5. Review subscriber list. When reviewing your subscriber list make sure to:
Eliminate duplicate addresses prior to sending. If addresses that do not exist receive email multiple times, it could inflate your hard bounce rate.
Ensure that a previous suppression list (possibly from another email service provider) was not accidentally included.
Verify subscribers have opted-in (do not send to an old list that you found).
Restrict users from uploading their email client’s contact list in a "select all" fashion. Forcing users to select addresses individually will prevent accidentally including out of date or possibly expired addresses.
6. Evaluate sending frequency. If a message does not have a chance to register as a hard bounce before the next message is sent to the recipient it will hard bounce again. Give the mailbox provider and email service provider time to process the bounce before sending another message. Decreasing sending frequency also provides the user an opportunity to unsubscribe before receiving multiple messages that they may mark as spam.
A soft bounce rate (ratio of # soft bounces per # messages sent) occurs when a message is sent to a recipient and the receiving server is either temporarily unavailable or the message has been blocked by the receiver. It is a temporary nondelivered status and the mailbox provider will return a soft bounce code to the sender. These addresses will not be added to the suppression list because they exist.
Soft bounces are a usually a good indication of message content quality and relevance.
Typically, soft bounces occur for:
Complaints can happen for many reasons and not all of them are because the user thinks your message is "spam". Let’s face it, sometimes it’s easier for people to click the spam button to reduce messages in your crowded inbox.
Here are some common reasons that people may complain about your messages:
Here is how you can improve your complaint rate:
Email Delivery costs $0.10 per 1,000 email sent through the service.

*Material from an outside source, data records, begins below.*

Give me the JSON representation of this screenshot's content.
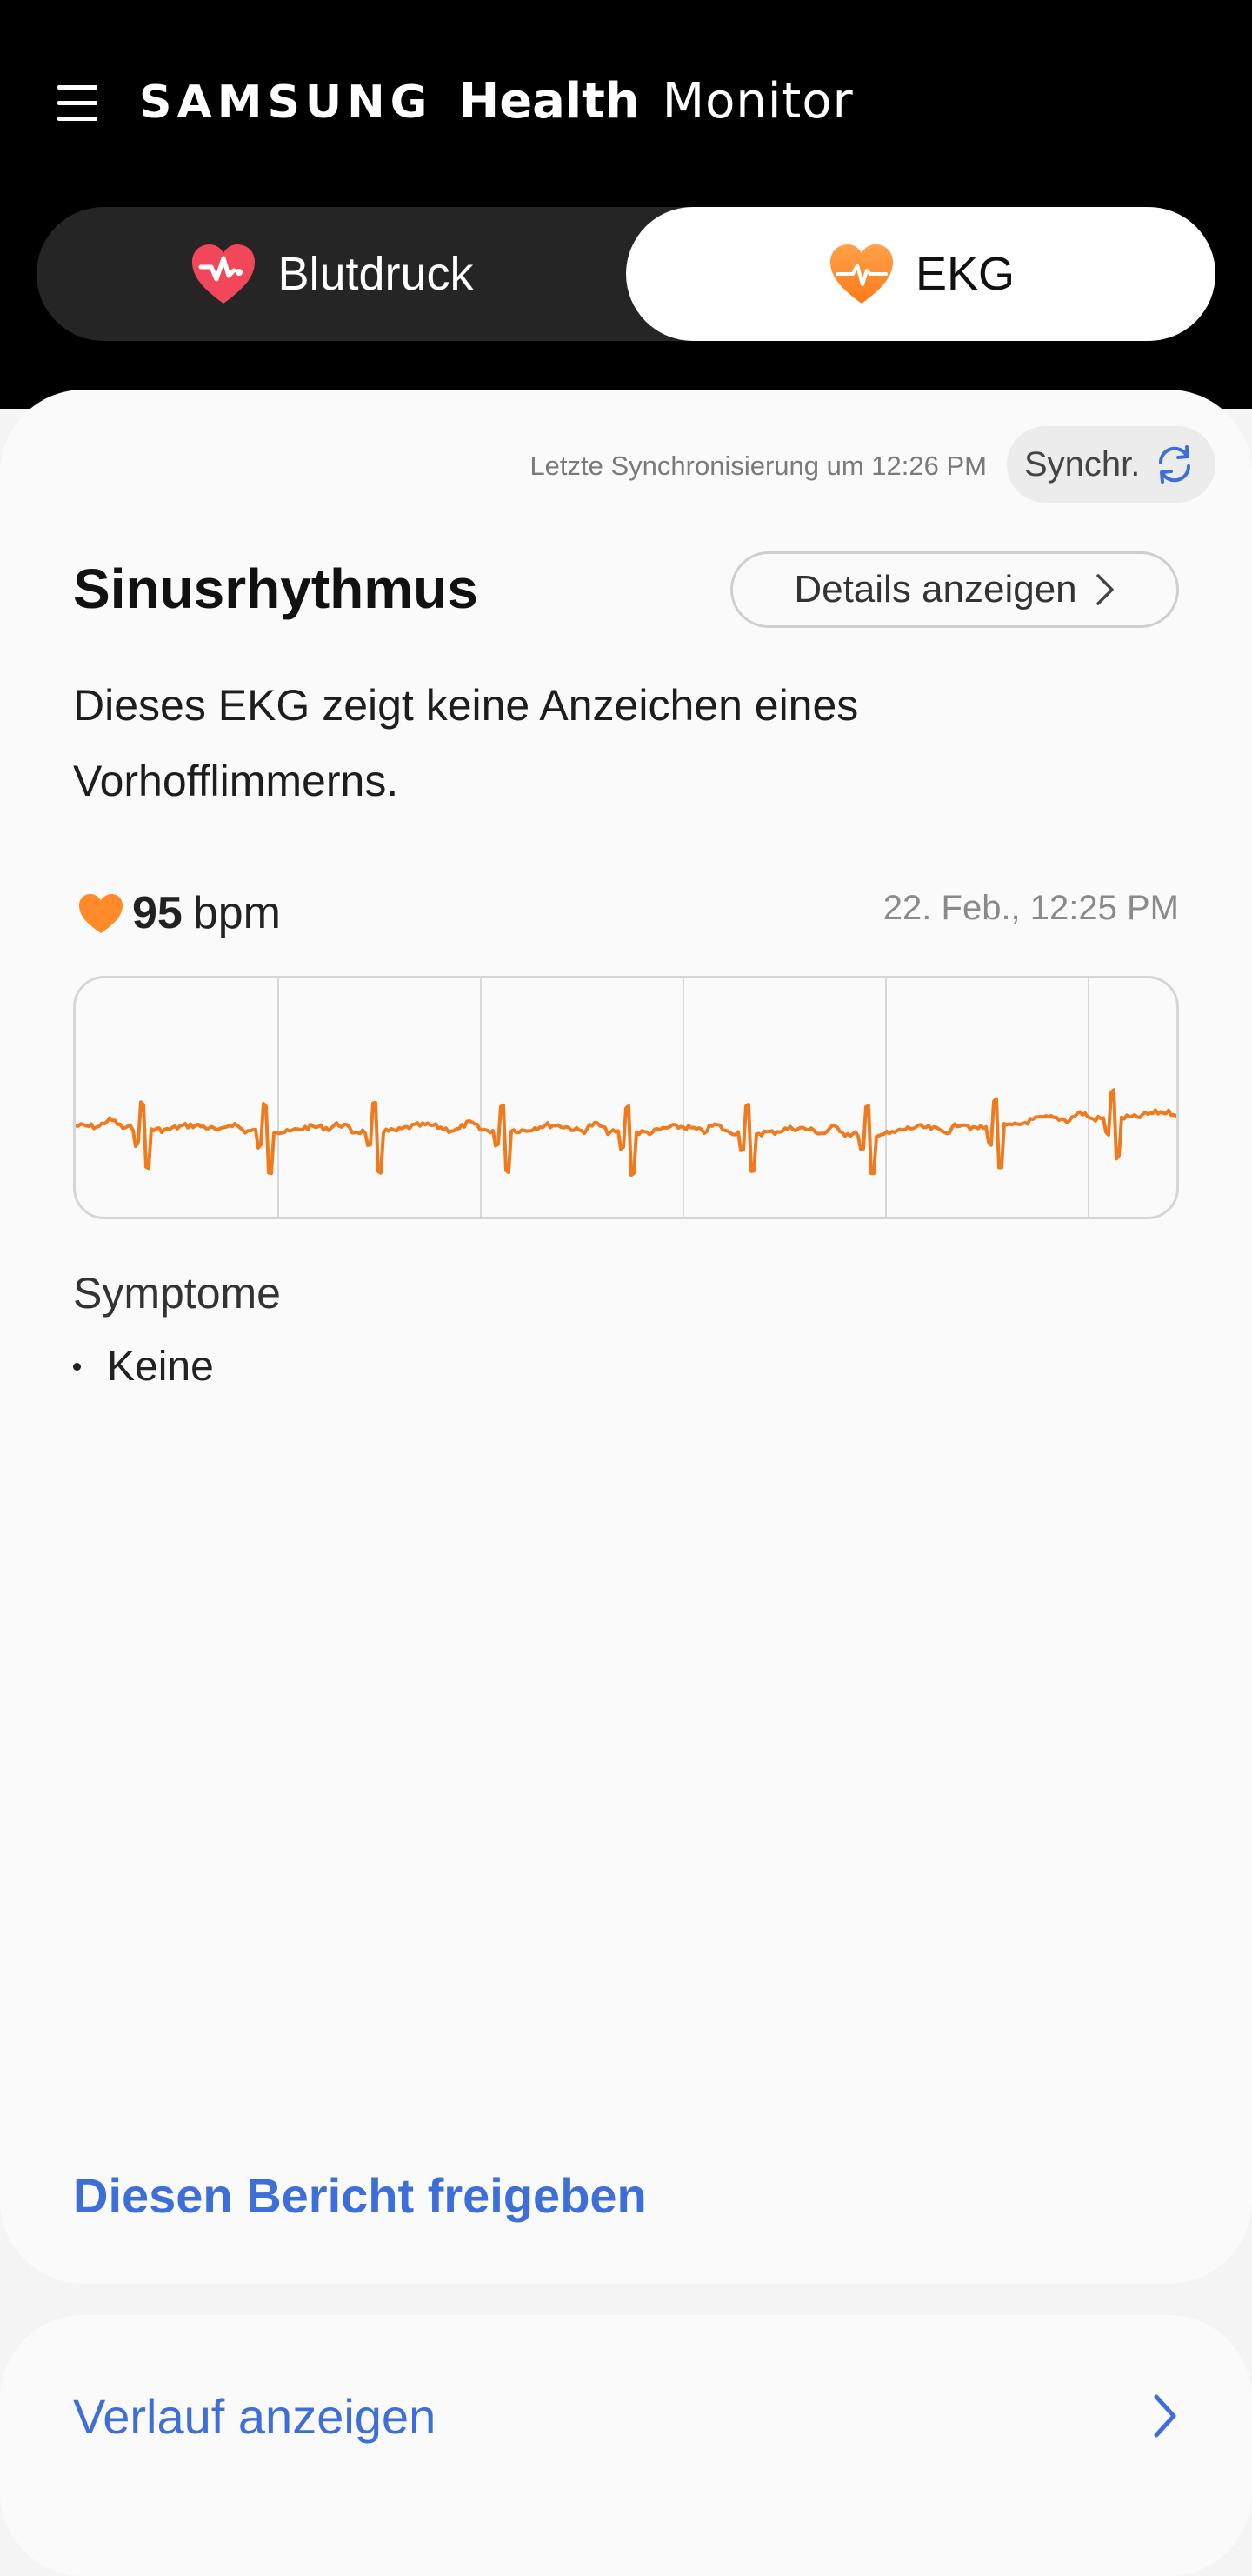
{
  "app": {
    "brand": "SAMSUNG",
    "health": "Health",
    "monitor": "Monitor"
  },
  "tabs": [
    {
      "label": "Blutdruck",
      "icon": "heart-pressure-icon",
      "selected": false
    },
    {
      "label": "EKG",
      "icon": "heart-ekg-icon",
      "selected": true
    }
  ],
  "sync": {
    "last_sync": "Letzte Synchronisierung um 12:26 PM",
    "button_label": "Synchr.",
    "icon": "sync-icon"
  },
  "result": {
    "title": "Sinusrhythmus",
    "details_label": "Details anzeigen",
    "description": "Dieses EKG zeigt keine Anzeichen eines Vorhofflimmerns."
  },
  "measurement": {
    "bpm_value": "95",
    "bpm_unit": "bpm",
    "timestamp": "22. Feb., 12:25 PM"
  },
  "symptoms": {
    "title": "Symptome",
    "items": [
      "Keine"
    ]
  },
  "actions": {
    "share": "Diesen Bericht freigeben",
    "history": "Verlauf anzeigen"
  },
  "colors": {
    "accent": "#3e6fd8",
    "ekg_trace": "#f07a1e",
    "topbar": "#000000",
    "heart_red": "#f2475a",
    "heart_orange": "#ff8a2a"
  }
}
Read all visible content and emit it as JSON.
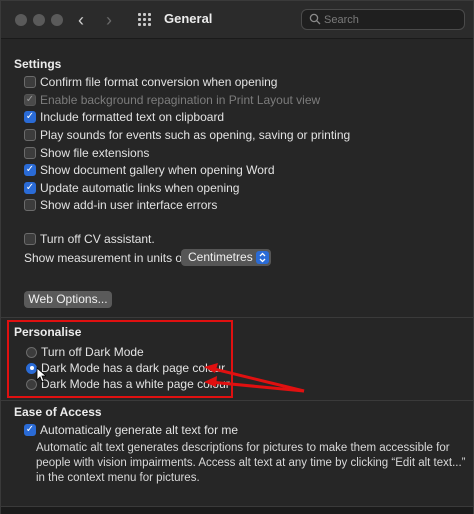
{
  "window": {
    "title": "General"
  },
  "search": {
    "placeholder": "Search"
  },
  "settings": {
    "heading": "Settings",
    "options": [
      {
        "label": "Confirm file format conversion when opening",
        "checked": false,
        "enabled": true
      },
      {
        "label": "Enable background repagination in Print Layout view",
        "checked": true,
        "enabled": false
      },
      {
        "label": "Include formatted text on clipboard",
        "checked": true,
        "enabled": true
      },
      {
        "label": "Play sounds for events such as opening, saving or printing",
        "checked": false,
        "enabled": true
      },
      {
        "label": "Show file extensions",
        "checked": false,
        "enabled": true
      },
      {
        "label": "Show document gallery when opening Word",
        "checked": true,
        "enabled": true
      },
      {
        "label": "Update automatic links when opening",
        "checked": true,
        "enabled": true
      },
      {
        "label": "Show add-in user interface errors",
        "checked": false,
        "enabled": true
      },
      {
        "label": "Turn off CV assistant.",
        "checked": false,
        "enabled": true
      }
    ],
    "units_label": "Show measurement in units of:",
    "units_value": "Centimetres",
    "web_options_label": "Web Options..."
  },
  "personalise": {
    "heading": "Personalise",
    "options": [
      {
        "label": "Turn off Dark Mode",
        "selected": false
      },
      {
        "label": "Dark Mode has a dark page colour",
        "selected": true
      },
      {
        "label": "Dark Mode has a white page colour",
        "selected": false
      }
    ]
  },
  "accessibility": {
    "heading": "Ease of Access",
    "alt_text_label": "Automatically generate alt text for me",
    "alt_text_checked": true,
    "description": "Automatic alt text generates descriptions for pictures to make them accessible for people with vision impairments. Access alt text at any time by clicking “Edit alt text...” in the context menu for pictures."
  },
  "colors": {
    "accent": "#2a6bd6",
    "highlight": "#e01010"
  }
}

Emails sent is defined as the number of unique outbound deliveries during a calendar month. Outbound deliveries are defined by the number of unique messages as well as the number of unique recipients per message.